(DATA LISTING begins)

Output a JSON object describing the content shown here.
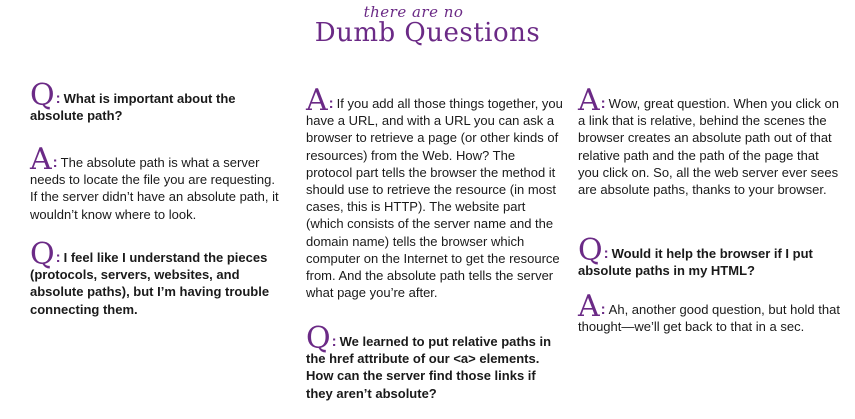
{
  "header": {
    "line1": "there are no",
    "line2": "Dumb Questions"
  },
  "marks": {
    "q": "Q",
    "a": "A",
    "colon": ":"
  },
  "col1": {
    "q1": "What is important about the absolute path?",
    "a1": "The absolute path is what a server needs to locate the file you are requesting. If the server didn’t have an absolute path, it wouldn’t know where to look.",
    "q2": "I feel like I understand the pieces (protocols, servers, websites, and absolute paths), but I’m having trouble connecting them."
  },
  "col2": {
    "a1": "If you add all those things together, you have a URL, and with a URL you can ask a browser to retrieve a page (or other kinds of resources) from the Web. How? The protocol part tells the browser the method it should use to retrieve the resource (in most cases, this is HTTP). The website part (which consists of the server name and the domain name) tells the browser which computer on the Internet to get the resource from. And the absolute path tells the server what page you’re after.",
    "q1": "We learned to put relative paths in the href attribute of our <a> elements. How can the server find those links if they aren’t absolute?"
  },
  "col3": {
    "a1": "Wow, great question. When you click on a link that is relative, behind the scenes the browser creates an absolute path out of that relative path and the path of the page that you click on. So, all the web server ever sees are absolute paths, thanks to your browser.",
    "q1": "Would it help the browser if I put absolute paths in my HTML?",
    "a2": "Ah, another good question, but hold that thought—we’ll get back to that in a sec."
  }
}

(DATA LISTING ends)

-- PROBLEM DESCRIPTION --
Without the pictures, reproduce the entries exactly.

-- WORKED SOLUTION --
Output a JSON object describing the content shown here.
{
  "header": {
    "line1": "there are no",
    "line2": "Dumb Questions"
  },
  "marks": {
    "q": "Q",
    "a": "A",
    "colon": ":"
  },
  "col1": {
    "q1": "What is important about the absolute path?",
    "a1": "The absolute path is what a server needs to locate the file you are requesting. If the server didn’t have an absolute path, it wouldn’t know where to look.",
    "q2": "I feel like I understand the pieces (protocols, servers, websites, and absolute paths), but I’m having trouble connecting them."
  },
  "col2": {
    "a1": "If you add all those things together, you have a URL, and with a URL you can ask a browser to retrieve a page (or other kinds of resources) from the Web. How? The protocol part tells the browser the method it should use to retrieve the resource (in most cases, this is HTTP). The website part (which consists of the server name and the domain name) tells the browser which computer on the Internet to get the resource from. And the absolute path tells the server what page you’re after.",
    "q1": "We learned to put relative paths in the href attribute of our <a> elements. How can the server find those links if they aren’t absolute?"
  },
  "col3": {
    "a1": "Wow, great question. When you click on a link that is relative, behind the scenes the browser creates an absolute path out of that relative path and the path of the page that you click on. So, all the web server ever sees are absolute paths, thanks to your browser.",
    "q1": "Would it help the browser if I put absolute paths in my HTML?",
    "a2": "Ah, another good question, but hold that thought—we’ll get back to that in a sec."
  }
}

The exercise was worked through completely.